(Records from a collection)

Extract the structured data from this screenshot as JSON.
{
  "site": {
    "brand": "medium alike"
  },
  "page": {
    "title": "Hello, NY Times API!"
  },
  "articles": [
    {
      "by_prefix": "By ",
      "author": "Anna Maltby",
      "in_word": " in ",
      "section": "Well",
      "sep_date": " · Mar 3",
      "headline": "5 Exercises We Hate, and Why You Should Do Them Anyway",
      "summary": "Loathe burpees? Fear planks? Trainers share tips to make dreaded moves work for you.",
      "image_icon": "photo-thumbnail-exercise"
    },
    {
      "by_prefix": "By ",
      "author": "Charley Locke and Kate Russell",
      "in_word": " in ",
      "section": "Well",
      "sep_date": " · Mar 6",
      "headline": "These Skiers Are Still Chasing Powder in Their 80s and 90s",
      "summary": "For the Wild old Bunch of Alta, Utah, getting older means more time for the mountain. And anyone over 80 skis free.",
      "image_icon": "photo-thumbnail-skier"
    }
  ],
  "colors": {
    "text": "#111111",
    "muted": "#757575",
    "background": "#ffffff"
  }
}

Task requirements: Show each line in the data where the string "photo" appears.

Exercise answer:
      "image_icon": "photo-thumbnail-exercise"
      "image_icon": "photo-thumbnail-skier"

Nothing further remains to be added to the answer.